Bribiescas named J. Clayton Stephenson/Yale Class of 1954 Professor
Richard G. Bribiescas, a leading expert on human evolutionary biology whose work bridges the disciplines of anthropology and evolutionary biology, was recently appointed the J. Clayton Stephenson/Yale Class of 1954 Professor of Anthropology and Professor of Ecology and Evolutionary Biology, effective immediately.
He is a member of the Faculty of Arts and Sciences in the Department of Anthropology with a secondary appointment in the Department of Ecology and Evolutionary Biology.

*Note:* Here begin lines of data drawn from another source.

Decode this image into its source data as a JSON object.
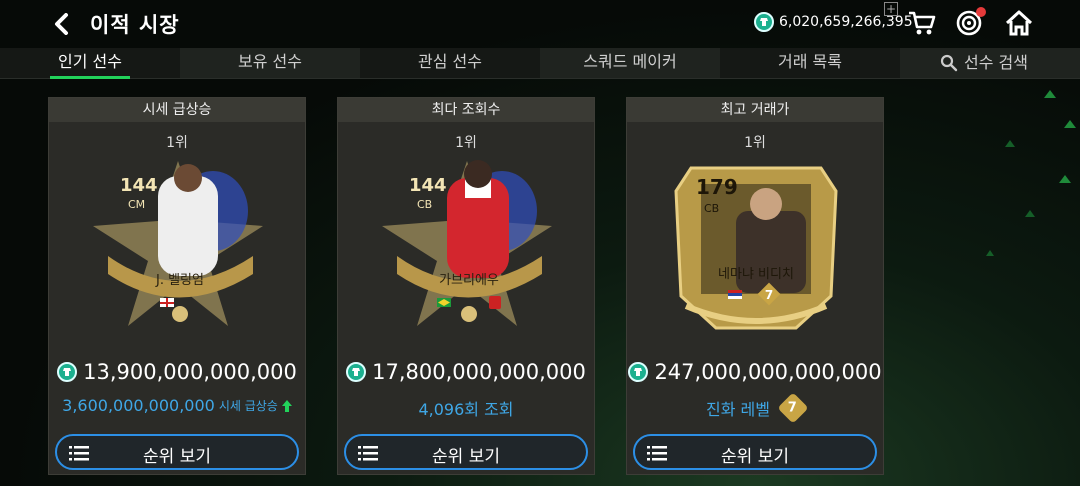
{
  "header": {
    "title": "이적 시장",
    "currency_value": "6,020,659,266,395"
  },
  "tabs": [
    {
      "label": "인기 선수",
      "active": true
    },
    {
      "label": "보유 선수",
      "active": false
    },
    {
      "label": "관심 선수",
      "active": false
    },
    {
      "label": "스쿼드 메이커",
      "active": false
    },
    {
      "label": "거래 목록",
      "active": false
    },
    {
      "label": "선수 검색",
      "active": false
    }
  ],
  "cards": [
    {
      "heading": "시세 급상승",
      "rank": "1위",
      "player": {
        "ovr": "144",
        "pos": "CM",
        "name": "J. 벨링엄"
      },
      "price": "13,900,000,000,000",
      "sub_value": "3,600,000,000,000",
      "sub_label": "시세 급상승",
      "button": "순위 보기"
    },
    {
      "heading": "최다 조회수",
      "rank": "1위",
      "player": {
        "ovr": "144",
        "pos": "CB",
        "name": "가브리에우"
      },
      "price": "17,800,000,000,000",
      "sub_value": "4,096회 조회",
      "button": "순위 보기"
    },
    {
      "heading": "최고 거래가",
      "rank": "1위",
      "player": {
        "ovr": "179",
        "pos": "CB",
        "name": "네마냐 비디치",
        "level": "7"
      },
      "price": "247,000,000,000,000",
      "sub_value": "진화 레벨",
      "level_badge": "7",
      "button": "순위 보기"
    }
  ],
  "colors": {
    "accent_green": "#22d35b",
    "button_border": "#2c8fe6",
    "link_blue": "#3fa7e6"
  }
}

A leading scholar whose work has been widely published in top academic journals, Bribiescas has conducted field research among the Ache people of Paraguay as well as populations in Venezuela, Japan, Ecuador, and the United States as well as various species of non-human primates. He is also the author of two books: “Men: Evolutionary and Life History” (Harvard University Press, 2006), a comprehensive examination of the evolutionary biology of human males, was awarded the 2007 Bronze Medal in the category of science by the Independent Book Publishers Association; and “How Men Age: What Evolution Reveals about Male Health and Mortality” (Princeton University Press, 2016), which won the W.W. Howells Prize for best book in biological anthropology from the American Anthropological Association.
In 2007, he was awarded the Medal of 600 Years Anniversary of the Restoration of the Krakow Academy by Jagiellonian University, Krakow, Poland, for his research in human reproductive ecology. He is an elected fellow of the Human Biology Association and in 2018 was named an elected fellow of the American Association for the Advancement of Science (AAAS). In 2022, he was elected as a fellow in the American Academy of Arts and Sciences.
A graduate of the University of California, Los Angeles, Bribiescas holds an A.M. and Ph.D. in anthropology from Harvard. He completed a postdoctoral fellowship in the Reproductive Endocrine Unit of Massachusetts General Hospital before joining the Yale faculty as an assistant professor of anthropology in 1998. In 2009 he was promoted to full professor. He previously served as chair of Yale’s Department of Anthropology and as vice provost for faculty development and diversity.